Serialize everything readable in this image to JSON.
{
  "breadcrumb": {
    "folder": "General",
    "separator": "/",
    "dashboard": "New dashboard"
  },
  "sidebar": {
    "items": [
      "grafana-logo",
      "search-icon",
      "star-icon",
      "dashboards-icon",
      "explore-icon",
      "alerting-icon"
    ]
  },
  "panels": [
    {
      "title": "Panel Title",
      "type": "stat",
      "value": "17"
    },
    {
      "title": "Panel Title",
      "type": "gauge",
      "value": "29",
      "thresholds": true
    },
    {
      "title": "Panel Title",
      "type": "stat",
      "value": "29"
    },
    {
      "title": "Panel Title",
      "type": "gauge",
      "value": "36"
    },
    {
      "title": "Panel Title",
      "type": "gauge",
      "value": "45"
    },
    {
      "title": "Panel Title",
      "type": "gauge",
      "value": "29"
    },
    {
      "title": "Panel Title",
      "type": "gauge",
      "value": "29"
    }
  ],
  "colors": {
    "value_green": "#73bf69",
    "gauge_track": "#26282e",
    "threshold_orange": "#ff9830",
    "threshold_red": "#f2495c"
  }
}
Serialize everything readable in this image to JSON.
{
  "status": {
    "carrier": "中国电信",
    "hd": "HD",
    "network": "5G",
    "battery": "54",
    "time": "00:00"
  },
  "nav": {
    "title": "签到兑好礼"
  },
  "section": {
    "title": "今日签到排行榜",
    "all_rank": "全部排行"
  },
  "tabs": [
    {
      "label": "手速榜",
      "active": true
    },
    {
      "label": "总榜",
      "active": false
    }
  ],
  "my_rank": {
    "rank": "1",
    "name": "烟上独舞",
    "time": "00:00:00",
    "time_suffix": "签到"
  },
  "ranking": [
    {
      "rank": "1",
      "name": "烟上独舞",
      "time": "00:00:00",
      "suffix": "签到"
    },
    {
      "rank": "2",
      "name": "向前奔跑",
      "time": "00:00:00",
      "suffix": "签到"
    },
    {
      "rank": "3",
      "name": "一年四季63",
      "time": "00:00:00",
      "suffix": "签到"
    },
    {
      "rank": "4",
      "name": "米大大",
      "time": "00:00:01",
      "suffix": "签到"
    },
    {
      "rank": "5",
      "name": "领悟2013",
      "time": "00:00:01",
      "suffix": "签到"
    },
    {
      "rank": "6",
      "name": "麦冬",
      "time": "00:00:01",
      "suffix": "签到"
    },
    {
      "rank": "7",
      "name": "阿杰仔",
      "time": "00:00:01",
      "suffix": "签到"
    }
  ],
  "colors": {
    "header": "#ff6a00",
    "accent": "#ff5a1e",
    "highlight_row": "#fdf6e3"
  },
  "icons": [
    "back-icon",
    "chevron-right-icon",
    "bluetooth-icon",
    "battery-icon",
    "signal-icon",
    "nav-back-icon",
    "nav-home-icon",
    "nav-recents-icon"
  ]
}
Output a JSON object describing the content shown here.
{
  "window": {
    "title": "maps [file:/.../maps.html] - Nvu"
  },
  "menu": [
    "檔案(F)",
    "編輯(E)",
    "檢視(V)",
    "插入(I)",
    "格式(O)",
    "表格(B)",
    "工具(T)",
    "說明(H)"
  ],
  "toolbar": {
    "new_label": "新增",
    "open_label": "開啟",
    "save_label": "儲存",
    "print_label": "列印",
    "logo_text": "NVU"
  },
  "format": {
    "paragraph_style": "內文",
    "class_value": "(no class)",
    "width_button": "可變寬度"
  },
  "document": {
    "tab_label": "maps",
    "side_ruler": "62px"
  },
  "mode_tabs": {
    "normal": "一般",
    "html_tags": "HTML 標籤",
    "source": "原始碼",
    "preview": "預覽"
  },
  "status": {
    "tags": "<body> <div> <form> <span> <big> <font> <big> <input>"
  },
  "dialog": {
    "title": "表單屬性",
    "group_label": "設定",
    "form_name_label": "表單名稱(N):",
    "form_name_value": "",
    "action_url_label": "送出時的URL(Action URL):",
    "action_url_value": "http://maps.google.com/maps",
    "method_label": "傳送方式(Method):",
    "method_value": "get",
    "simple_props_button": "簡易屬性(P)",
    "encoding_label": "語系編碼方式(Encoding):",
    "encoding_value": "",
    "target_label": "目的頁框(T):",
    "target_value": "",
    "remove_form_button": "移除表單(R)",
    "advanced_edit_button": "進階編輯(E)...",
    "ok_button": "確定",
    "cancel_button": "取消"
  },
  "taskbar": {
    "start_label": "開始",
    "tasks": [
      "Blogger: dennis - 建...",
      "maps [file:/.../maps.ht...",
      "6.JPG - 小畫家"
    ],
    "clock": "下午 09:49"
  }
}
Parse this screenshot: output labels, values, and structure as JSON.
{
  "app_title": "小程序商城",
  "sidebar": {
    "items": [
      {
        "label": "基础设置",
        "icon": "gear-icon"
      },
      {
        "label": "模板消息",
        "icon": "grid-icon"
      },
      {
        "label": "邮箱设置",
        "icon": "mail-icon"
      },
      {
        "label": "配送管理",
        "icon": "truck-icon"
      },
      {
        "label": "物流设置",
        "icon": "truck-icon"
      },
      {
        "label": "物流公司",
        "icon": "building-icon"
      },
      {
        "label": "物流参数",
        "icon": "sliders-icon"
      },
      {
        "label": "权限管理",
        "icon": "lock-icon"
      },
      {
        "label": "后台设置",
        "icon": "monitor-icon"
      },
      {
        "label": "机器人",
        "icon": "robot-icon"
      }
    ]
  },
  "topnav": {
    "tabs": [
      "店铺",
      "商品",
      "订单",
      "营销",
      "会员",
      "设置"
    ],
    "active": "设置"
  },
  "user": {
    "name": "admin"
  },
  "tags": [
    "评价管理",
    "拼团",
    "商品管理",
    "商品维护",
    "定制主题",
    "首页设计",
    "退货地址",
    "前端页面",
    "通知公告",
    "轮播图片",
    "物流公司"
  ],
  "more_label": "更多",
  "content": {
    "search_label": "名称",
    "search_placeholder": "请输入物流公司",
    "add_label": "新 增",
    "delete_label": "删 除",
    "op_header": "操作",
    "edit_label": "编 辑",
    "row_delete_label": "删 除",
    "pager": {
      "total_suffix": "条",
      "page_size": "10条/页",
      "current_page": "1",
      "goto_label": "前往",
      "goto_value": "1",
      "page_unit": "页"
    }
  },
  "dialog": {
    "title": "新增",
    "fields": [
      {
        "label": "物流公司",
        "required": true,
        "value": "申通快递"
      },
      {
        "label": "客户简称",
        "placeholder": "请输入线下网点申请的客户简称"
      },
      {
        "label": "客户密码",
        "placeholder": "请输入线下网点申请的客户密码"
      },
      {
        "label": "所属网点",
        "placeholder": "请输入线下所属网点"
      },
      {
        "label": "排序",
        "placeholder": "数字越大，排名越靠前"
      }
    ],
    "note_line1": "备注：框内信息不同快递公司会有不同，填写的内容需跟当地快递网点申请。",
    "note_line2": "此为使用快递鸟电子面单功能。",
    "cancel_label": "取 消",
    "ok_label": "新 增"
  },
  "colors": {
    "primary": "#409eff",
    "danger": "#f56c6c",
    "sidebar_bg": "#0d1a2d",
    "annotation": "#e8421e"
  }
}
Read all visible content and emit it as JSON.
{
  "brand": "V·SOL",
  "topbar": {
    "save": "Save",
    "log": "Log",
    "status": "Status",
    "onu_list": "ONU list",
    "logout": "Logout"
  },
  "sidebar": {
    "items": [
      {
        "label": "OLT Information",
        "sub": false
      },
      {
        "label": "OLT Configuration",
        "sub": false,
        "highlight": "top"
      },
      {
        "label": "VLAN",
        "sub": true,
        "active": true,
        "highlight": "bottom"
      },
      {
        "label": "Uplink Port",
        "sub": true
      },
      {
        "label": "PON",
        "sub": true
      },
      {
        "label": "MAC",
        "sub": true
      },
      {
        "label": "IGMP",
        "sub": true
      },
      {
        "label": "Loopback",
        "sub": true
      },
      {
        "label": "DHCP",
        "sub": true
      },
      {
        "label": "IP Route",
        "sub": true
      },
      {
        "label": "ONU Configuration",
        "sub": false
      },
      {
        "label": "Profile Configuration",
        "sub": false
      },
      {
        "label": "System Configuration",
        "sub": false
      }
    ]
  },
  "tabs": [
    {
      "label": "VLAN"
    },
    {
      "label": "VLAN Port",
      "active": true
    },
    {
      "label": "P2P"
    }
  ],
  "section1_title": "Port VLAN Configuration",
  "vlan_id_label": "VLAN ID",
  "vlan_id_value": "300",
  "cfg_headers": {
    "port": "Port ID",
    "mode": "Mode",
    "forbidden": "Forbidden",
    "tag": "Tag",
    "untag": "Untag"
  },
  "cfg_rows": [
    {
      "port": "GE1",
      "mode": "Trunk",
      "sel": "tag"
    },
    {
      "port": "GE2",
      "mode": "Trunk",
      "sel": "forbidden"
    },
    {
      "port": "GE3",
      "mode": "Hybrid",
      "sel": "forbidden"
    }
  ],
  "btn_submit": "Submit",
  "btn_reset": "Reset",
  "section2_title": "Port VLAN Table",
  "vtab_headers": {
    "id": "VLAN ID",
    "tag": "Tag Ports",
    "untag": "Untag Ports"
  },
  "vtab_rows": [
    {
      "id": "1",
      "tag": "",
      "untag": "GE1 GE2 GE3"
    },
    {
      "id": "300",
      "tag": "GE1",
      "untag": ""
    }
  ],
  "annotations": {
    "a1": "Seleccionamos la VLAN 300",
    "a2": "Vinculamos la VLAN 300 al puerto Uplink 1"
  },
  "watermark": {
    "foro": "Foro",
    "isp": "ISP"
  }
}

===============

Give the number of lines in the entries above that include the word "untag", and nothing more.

4